PHOENIX – Howie Roseman views his annual trip to the NFL league meetings as the natural transition from free agency to the draft, and the Eagles’ top executive touted how the Birds stayed “true to our beliefs” with their offseason transactions. They focused on fortifying the offensive and defensive lines, and went from there – including keeping cornerback Ronald Darby and adding a playmaker for quarterback Carson Wentz.

This approach is consistent with how Roseman has viewed roster building, and might hint at why the Eagles have not placed as much emphasis on running back or linebacker. Roseman was unconcerned about adding aging players and noted how the Eagles also positioned themselves to receive compensatory picks in 2020 because of the way they approached free agency. That’s important because Roseman knows they need young players to surround Wentz in the coming years – and he was outspoken about his desire to sign Wentz to a long-term contract.

"It goes without saying that we have a quarterback we’re committed to, that we want to sign to an extension,” Roseman said in his first public comments since the Eagles began changing their roster.

The only question for a Wentz extension is when – not if – but Roseman remains elusive about the timing. It might not even happen this year, although every decision and dollar spent must have Wentz’s eventual contract as a consideration. He said that while they feel they’ve added talent this offseason, they also must be realistic that they have a quarterback they “want to pay.” The Eagles’ roster projections with Wentz stretch into the 2020s, yet they focused this offseason on adding players who can help Wentz compete in 2019.

“We think the guys we got make a difference,” Roseman said. “We think re-signing Brandon Graham makes a difference, signing Malik Jackson makes a difference, signing Darby makes a difference, signing DeSean [Jackson] makes a difference, keeping Jason Peters makes a difference.”

Of those players Roseman mentioned, all but Darby are 30 and older. A franchise that once viewed 30 as kryptonite for NFL players is now seeking value with players seemingly past their primes.
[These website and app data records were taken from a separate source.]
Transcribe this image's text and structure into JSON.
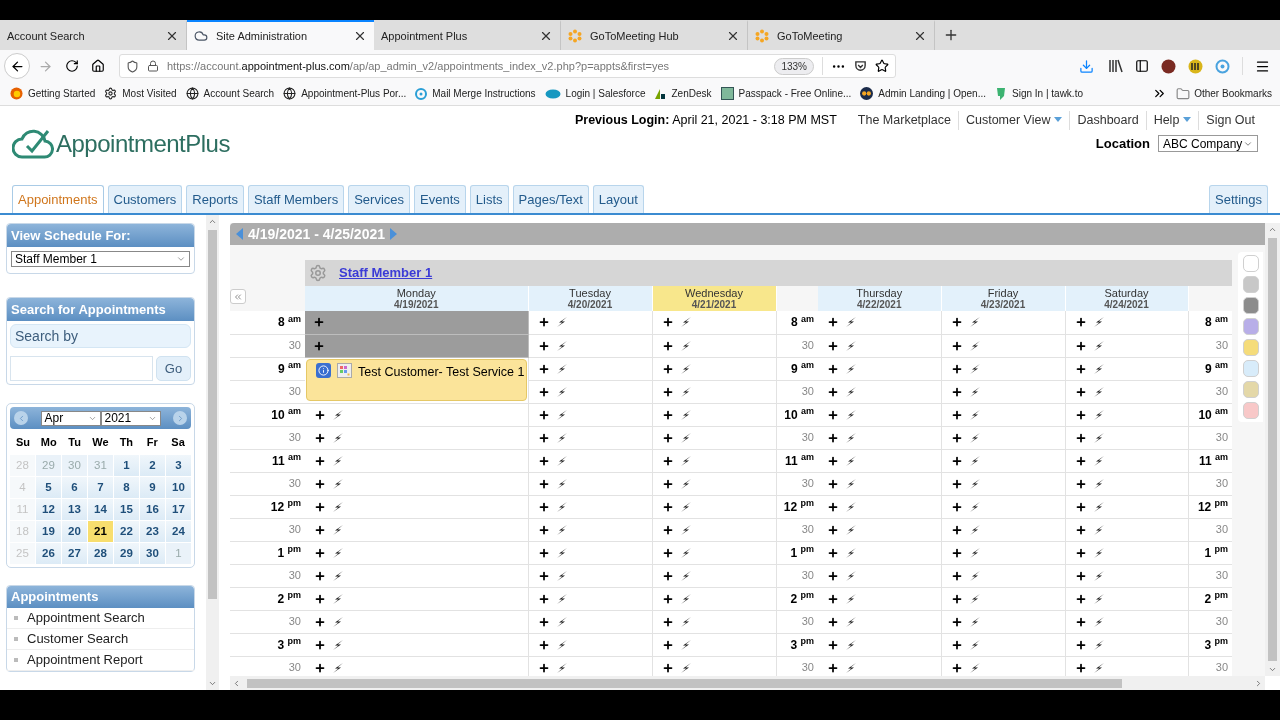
{
  "browser": {
    "tabs": [
      {
        "title": "Account Search",
        "kind": "plain",
        "selected": false
      },
      {
        "title": "Site Administration",
        "kind": "cloud",
        "selected": true
      },
      {
        "title": "Appointment Plus",
        "kind": "plain",
        "selected": false
      },
      {
        "title": "GoToMeeting Hub",
        "kind": "asterisk",
        "selected": false
      },
      {
        "title": "GoToMeeting",
        "kind": "asterisk",
        "selected": false
      }
    ],
    "url": {
      "scheme": "https://account.",
      "domain": "appointment-plus.com",
      "path": "/ap/ap_admin_v2/appointments_index_v2.php?p=appts&first=yes"
    },
    "zoom": "133%",
    "bookmarks": [
      {
        "label": "Getting Started",
        "kind": "firefox"
      },
      {
        "label": "Most Visited",
        "kind": "gear"
      },
      {
        "label": "Account Search",
        "kind": "globe"
      },
      {
        "label": "Appointment-Plus Por...",
        "kind": "globe"
      },
      {
        "label": "Mail Merge Instructions",
        "kind": "dot"
      },
      {
        "label": "Login | Salesforce",
        "kind": "cloud"
      },
      {
        "label": "ZenDesk",
        "kind": "zendesk"
      },
      {
        "label": "Passpack - Free Online...",
        "kind": "square"
      },
      {
        "label": "Admin Landing | Open...",
        "kind": "owl"
      },
      {
        "label": "Sign In | tawk.to",
        "kind": "chat"
      }
    ],
    "other_bookmarks": "Other Bookmarks"
  },
  "header": {
    "previous_login": "**Previous Login:** April 21, 2021 - 3:18 PM MST",
    "links": [
      {
        "label": "The Marketplace",
        "dropdown": false
      },
      {
        "label": "Customer View",
        "dropdown": true
      },
      {
        "label": "Dashboard",
        "dropdown": false
      },
      {
        "label": "Help",
        "dropdown": true
      },
      {
        "label": "Sign Out",
        "dropdown": false
      }
    ],
    "logo": "AppointmentPlus",
    "location": {
      "label": "Location",
      "value": "ABC Company"
    }
  },
  "nav_tabs": [
    {
      "label": "Appointments",
      "selected": true
    },
    {
      "label": "Customers",
      "selected": false
    },
    {
      "label": "Reports",
      "selected": false
    },
    {
      "label": "Staff Members",
      "selected": false
    },
    {
      "label": "Services",
      "selected": false
    },
    {
      "label": "Events",
      "selected": false
    },
    {
      "label": "Lists",
      "selected": false
    },
    {
      "label": "Pages/Text",
      "selected": false
    },
    {
      "label": "Layout",
      "selected": false
    }
  ],
  "settings_tab": "Settings",
  "sidebar": {
    "schedule": {
      "title": "View Schedule For:",
      "value": "Staff Member 1"
    },
    "search": {
      "title": "Search for Appointments",
      "placeholder": "Search by",
      "button": "Go"
    },
    "calendar": {
      "month": "Apr",
      "year": "2021",
      "weekdays": [
        "Su",
        "Mo",
        "Tu",
        "We",
        "Th",
        "Fr",
        "Sa"
      ],
      "weeks": [
        [
          {
            "day": "28",
            "kind": "off",
            "selected": false
          },
          {
            "day": "29",
            "kind": "outside",
            "selected": false
          },
          {
            "day": "30",
            "kind": "outside",
            "selected": false
          },
          {
            "day": "31",
            "kind": "outside",
            "selected": false
          },
          {
            "day": "1",
            "kind": "day",
            "selected": false
          },
          {
            "day": "2",
            "kind": "day",
            "selected": false
          },
          {
            "day": "3",
            "kind": "day",
            "selected": false
          }
        ],
        [
          {
            "day": "4",
            "kind": "off",
            "selected": false
          },
          {
            "day": "5",
            "kind": "day",
            "selected": false
          },
          {
            "day": "6",
            "kind": "day",
            "selected": false
          },
          {
            "day": "7",
            "kind": "day",
            "selected": false
          },
          {
            "day": "8",
            "kind": "day",
            "selected": false
          },
          {
            "day": "9",
            "kind": "day",
            "selected": false
          },
          {
            "day": "10",
            "kind": "day",
            "selected": false
          }
        ],
        [
          {
            "day": "11",
            "kind": "off",
            "selected": false
          },
          {
            "day": "12",
            "kind": "day",
            "selected": false
          },
          {
            "day": "13",
            "kind": "day",
            "selected": false
          },
          {
            "day": "14",
            "kind": "day",
            "selected": false
          },
          {
            "day": "15",
            "kind": "day",
            "selected": false
          },
          {
            "day": "16",
            "kind": "day",
            "selected": false
          },
          {
            "day": "17",
            "kind": "day",
            "selected": false
          }
        ],
        [
          {
            "day": "18",
            "kind": "off",
            "selected": false
          },
          {
            "day": "19",
            "kind": "day",
            "selected": false
          },
          {
            "day": "20",
            "kind": "day",
            "selected": false
          },
          {
            "day": "21",
            "kind": "day",
            "selected": true
          },
          {
            "day": "22",
            "kind": "day",
            "selected": false
          },
          {
            "day": "23",
            "kind": "day",
            "selected": false
          },
          {
            "day": "24",
            "kind": "day",
            "selected": false
          }
        ],
        [
          {
            "day": "25",
            "kind": "off",
            "selected": false
          },
          {
            "day": "26",
            "kind": "day",
            "selected": false
          },
          {
            "day": "27",
            "kind": "day",
            "selected": false
          },
          {
            "day": "28",
            "kind": "day",
            "selected": false
          },
          {
            "day": "29",
            "kind": "day",
            "selected": false
          },
          {
            "day": "30",
            "kind": "day",
            "selected": false
          },
          {
            "day": "1",
            "kind": "outside",
            "selected": false
          }
        ]
      ]
    },
    "appointments": {
      "title": "Appointments",
      "links": [
        "Appointment Search",
        "Customer Search",
        "Appointment Report"
      ]
    }
  },
  "calendar": {
    "range": "4/19/2021 - 4/25/2021",
    "staff": "Staff Member 1",
    "time_columns": [
      [
        "8 $^{am}$",
        "30",
        "9 $^{am}$",
        "30",
        "10 $^{am}$",
        "30",
        "11 $^{am}$",
        "30",
        "12 $^{pm}$",
        "30",
        "1 $^{pm}$",
        "30",
        "2 $^{pm}$",
        "30",
        "3 $^{pm}$",
        "30"
      ],
      [
        "8 $^{am}$",
        "30",
        "9 $^{am}$",
        "30",
        "10 $^{am}$",
        "30",
        "11 $^{am}$",
        "30",
        "12 $^{pm}$",
        "30",
        "1 $^{pm}$",
        "30",
        "2 $^{pm}$",
        "30",
        "3 $^{pm}$",
        "30"
      ],
      [
        "8 $^{am}$",
        "30",
        "9 $^{am}$",
        "30",
        "10 $^{am}$",
        "30",
        "11 $^{am}$",
        "30",
        "12 $^{pm}$",
        "30",
        "1 $^{pm}$",
        "30",
        "2 $^{pm}$",
        "30",
        "3 $^{pm}$",
        "30"
      ]
    ],
    "days": [
      {
        "name": "Monday",
        "date": "4/19/2021",
        "selected": false,
        "appointment": "Test Customer- Test Service 1",
        "slots": [
          {
            "kind": "blocked"
          },
          {
            "kind": "blocked"
          },
          {
            "kind": "booked"
          },
          {
            "kind": "booked"
          },
          {
            "kind": "open"
          },
          {
            "kind": "open"
          },
          {
            "kind": "open"
          },
          {
            "kind": "open"
          },
          {
            "kind": "open"
          },
          {
            "kind": "open"
          },
          {
            "kind": "open"
          },
          {
            "kind": "open"
          },
          {
            "kind": "open"
          },
          {
            "kind": "open"
          },
          {
            "kind": "open"
          },
          {
            "kind": "open"
          }
        ]
      },
      {
        "name": "Tuesday",
        "date": "4/20/2021",
        "selected": false,
        "slots": [
          {
            "kind": "open"
          },
          {
            "kind": "open"
          },
          {
            "kind": "open"
          },
          {
            "kind": "open"
          },
          {
            "kind": "open"
          },
          {
            "kind": "open"
          },
          {
            "kind": "open"
          },
          {
            "kind": "open"
          },
          {
            "kind": "open"
          },
          {
            "kind": "open"
          },
          {
            "kind": "open"
          },
          {
            "kind": "open"
          },
          {
            "kind": "open"
          },
          {
            "kind": "open"
          },
          {
            "kind": "open"
          },
          {
            "kind": "open"
          }
        ]
      },
      {
        "name": "Wednesday",
        "date": "4/21/2021",
        "selected": true,
        "slots": [
          {
            "kind": "open"
          },
          {
            "kind": "open"
          },
          {
            "kind": "open"
          },
          {
            "kind": "open"
          },
          {
            "kind": "open"
          },
          {
            "kind": "open"
          },
          {
            "kind": "open"
          },
          {
            "kind": "open"
          },
          {
            "kind": "open"
          },
          {
            "kind": "open"
          },
          {
            "kind": "open"
          },
          {
            "kind": "open"
          },
          {
            "kind": "open"
          },
          {
            "kind": "open"
          },
          {
            "kind": "open"
          },
          {
            "kind": "open"
          }
        ]
      },
      {
        "name": "Thursday",
        "date": "4/22/2021",
        "selected": false,
        "slots": [
          {
            "kind": "open"
          },
          {
            "kind": "open"
          },
          {
            "kind": "open"
          },
          {
            "kind": "open"
          },
          {
            "kind": "open"
          },
          {
            "kind": "open"
          },
          {
            "kind": "open"
          },
          {
            "kind": "open"
          },
          {
            "kind": "open"
          },
          {
            "kind": "open"
          },
          {
            "kind": "open"
          },
          {
            "kind": "open"
          },
          {
            "kind": "open"
          },
          {
            "kind": "open"
          },
          {
            "kind": "open"
          },
          {
            "kind": "open"
          }
        ]
      },
      {
        "name": "Friday",
        "date": "4/23/2021",
        "selected": false,
        "slots": [
          {
            "kind": "open"
          },
          {
            "kind": "open"
          },
          {
            "kind": "open"
          },
          {
            "kind": "open"
          },
          {
            "kind": "open"
          },
          {
            "kind": "open"
          },
          {
            "kind": "open"
          },
          {
            "kind": "open"
          },
          {
            "kind": "open"
          },
          {
            "kind": "open"
          },
          {
            "kind": "open"
          },
          {
            "kind": "open"
          },
          {
            "kind": "open"
          },
          {
            "kind": "open"
          },
          {
            "kind": "open"
          },
          {
            "kind": "open"
          }
        ]
      },
      {
        "name": "Saturday",
        "date": "4/24/2021",
        "selected": false,
        "slots": [
          {
            "kind": "open"
          },
          {
            "kind": "open"
          },
          {
            "kind": "open"
          },
          {
            "kind": "open"
          },
          {
            "kind": "open"
          },
          {
            "kind": "open"
          },
          {
            "kind": "open"
          },
          {
            "kind": "open"
          },
          {
            "kind": "open"
          },
          {
            "kind": "open"
          },
          {
            "kind": "open"
          },
          {
            "kind": "open"
          },
          {
            "kind": "open"
          },
          {
            "kind": "open"
          },
          {
            "kind": "open"
          },
          {
            "kind": "open"
          }
        ]
      }
    ],
    "swatches": [
      {
        "color": "#ffffff"
      },
      {
        "color": "#c8c8c8"
      },
      {
        "color": "#8c8c8c"
      },
      {
        "color": "#b8aee8"
      },
      {
        "color": "#f5dc7a"
      },
      {
        "color": "#d8ecfa"
      },
      {
        "color": "#e4d8a8"
      },
      {
        "color": "#f8c8c8"
      }
    ]
  }
}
The five new players added during the free-agency period are Malik Jackson (age 29), DeSean Jackson (32), linebacker L.J. Fort (29), safety Andrew Sendejo (31), and defensive end Vinny Curry (30).

Roseman said that teams are doing a better job keeping their in-their-prime free agents, limiting the starting-caliber players on the market. So while Roseman once sought ascending players such as Rodney McLeod, Brandon Brooks, and Nigel Bradham in free agency, he’s now looking at players who might be undervalued because of their ages. He pointed to the Los Angeles Rams making the Super Bowl after adding multiple starters in their 30s. Older players might be more prone to breaking down or declining, but Roseman said that the Eagles considered durability when making the additions.
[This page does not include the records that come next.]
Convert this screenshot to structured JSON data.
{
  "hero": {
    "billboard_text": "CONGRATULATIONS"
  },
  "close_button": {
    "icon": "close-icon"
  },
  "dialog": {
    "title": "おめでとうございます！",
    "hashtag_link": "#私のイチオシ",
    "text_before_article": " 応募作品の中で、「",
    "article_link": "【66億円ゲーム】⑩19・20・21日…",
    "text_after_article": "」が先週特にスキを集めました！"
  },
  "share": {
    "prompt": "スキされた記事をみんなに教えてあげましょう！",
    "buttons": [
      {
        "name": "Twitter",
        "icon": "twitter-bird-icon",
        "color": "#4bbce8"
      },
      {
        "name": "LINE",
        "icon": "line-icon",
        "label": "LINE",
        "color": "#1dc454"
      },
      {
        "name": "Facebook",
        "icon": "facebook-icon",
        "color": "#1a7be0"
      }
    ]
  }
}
“Players are playing longer, the science is better in keeping those guys healthier,” Roseman said. “We’d rather have really good players instead of signing lower-level starters or rotational players or backups that maybe are two years younger.”

DeSean Jackson is the player who fits this profile. Jackson gives the Eagles a bona fide deep threat who led the NFL in yards per catch last season and three of the past five years. The decision to add Jackson was motivated by the team’s desire for a player “who can stretch the field vertically.” Zach Ertz, Alshon Jeffery, Nelson Agholor, and Dallas Goedert all have big roles in the offense, but Jackson offered an element that had been missing. It wasn’t just apparent when Jackson played for the Eagles. It was also apparent when he was on the other sideline. Jackson averaged 23.7 yards per catch in six career games against the Eagles – the most against any opponent.
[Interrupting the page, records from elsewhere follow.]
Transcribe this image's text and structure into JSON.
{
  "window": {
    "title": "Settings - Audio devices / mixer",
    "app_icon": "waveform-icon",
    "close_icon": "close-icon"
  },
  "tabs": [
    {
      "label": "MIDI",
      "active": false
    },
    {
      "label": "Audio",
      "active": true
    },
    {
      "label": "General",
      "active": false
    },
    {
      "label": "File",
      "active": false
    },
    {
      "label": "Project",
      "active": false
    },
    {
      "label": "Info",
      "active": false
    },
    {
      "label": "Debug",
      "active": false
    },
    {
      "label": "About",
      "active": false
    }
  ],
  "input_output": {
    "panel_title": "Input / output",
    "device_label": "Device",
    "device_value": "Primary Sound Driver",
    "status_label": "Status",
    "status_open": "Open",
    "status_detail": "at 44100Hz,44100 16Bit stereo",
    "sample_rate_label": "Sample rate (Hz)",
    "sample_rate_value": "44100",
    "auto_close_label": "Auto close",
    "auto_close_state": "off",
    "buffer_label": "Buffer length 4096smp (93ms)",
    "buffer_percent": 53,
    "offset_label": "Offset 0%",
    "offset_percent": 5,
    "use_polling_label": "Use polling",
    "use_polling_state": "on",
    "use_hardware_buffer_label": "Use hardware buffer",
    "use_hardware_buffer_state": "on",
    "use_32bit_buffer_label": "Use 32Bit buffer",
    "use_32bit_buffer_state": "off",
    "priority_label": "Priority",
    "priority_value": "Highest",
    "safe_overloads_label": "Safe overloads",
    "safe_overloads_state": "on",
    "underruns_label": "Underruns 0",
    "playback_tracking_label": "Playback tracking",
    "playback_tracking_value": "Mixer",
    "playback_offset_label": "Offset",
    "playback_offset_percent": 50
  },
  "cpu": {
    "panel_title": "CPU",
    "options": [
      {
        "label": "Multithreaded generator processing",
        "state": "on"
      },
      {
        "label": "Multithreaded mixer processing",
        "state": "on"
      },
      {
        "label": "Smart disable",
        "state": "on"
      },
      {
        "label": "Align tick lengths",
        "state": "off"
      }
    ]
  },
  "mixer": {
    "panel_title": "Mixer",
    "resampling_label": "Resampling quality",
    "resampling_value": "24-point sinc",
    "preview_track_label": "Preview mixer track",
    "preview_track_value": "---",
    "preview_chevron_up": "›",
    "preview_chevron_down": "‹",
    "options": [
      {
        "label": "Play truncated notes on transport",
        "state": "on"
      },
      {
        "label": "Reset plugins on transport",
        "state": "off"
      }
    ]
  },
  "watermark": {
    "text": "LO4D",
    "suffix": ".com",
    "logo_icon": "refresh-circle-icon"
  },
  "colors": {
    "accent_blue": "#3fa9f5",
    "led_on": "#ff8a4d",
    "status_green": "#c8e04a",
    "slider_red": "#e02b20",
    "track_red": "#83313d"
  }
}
“I know when we play him – and we’ve played him a lot over the last few years – our defensive coordinator, our defensive players, they’re aware of where he is at all times,” Roseman said. “We know DeSean Jackson. We understand him and what motivates him. He’s incredibly motivated to come back and compete for championships in Philadelphia, to cement his legacy for championships in Philadelphia as a Philadelphia Eagle. He’s changed where he is in his life. He’s in the office and he’s running around with his kids and chasing his kids.”

Although the Eagles’ hole at running back receives the most attention, there’s still uncertainty at linebacker after Jordan Hicks’ departure. Roseman gushed about the addition of Fort, who has only three career starts since entering the league in 2012. The Eagles targeted him in free agency after keeping an eye on Fort all season with Pittsburgh, and Roseman said he’s a good fit in their defensive scheme. They also think Paul Worrilow can help after missing all of last season with a torn ACL. Bradham headlines the group, but the Eagles have invested in the development of Kamu Grugier-Hill and Nate Gerry, too.

However, there’s still time to bring in new players. The Eagles might have transitioned from free agency to the draft, but the roster building is far from complete.

“We’re six months before our first game,” Roseman said. “The talent-evaluation process continues throughout that time period. Really, even past that – until you get to the trade deadline.”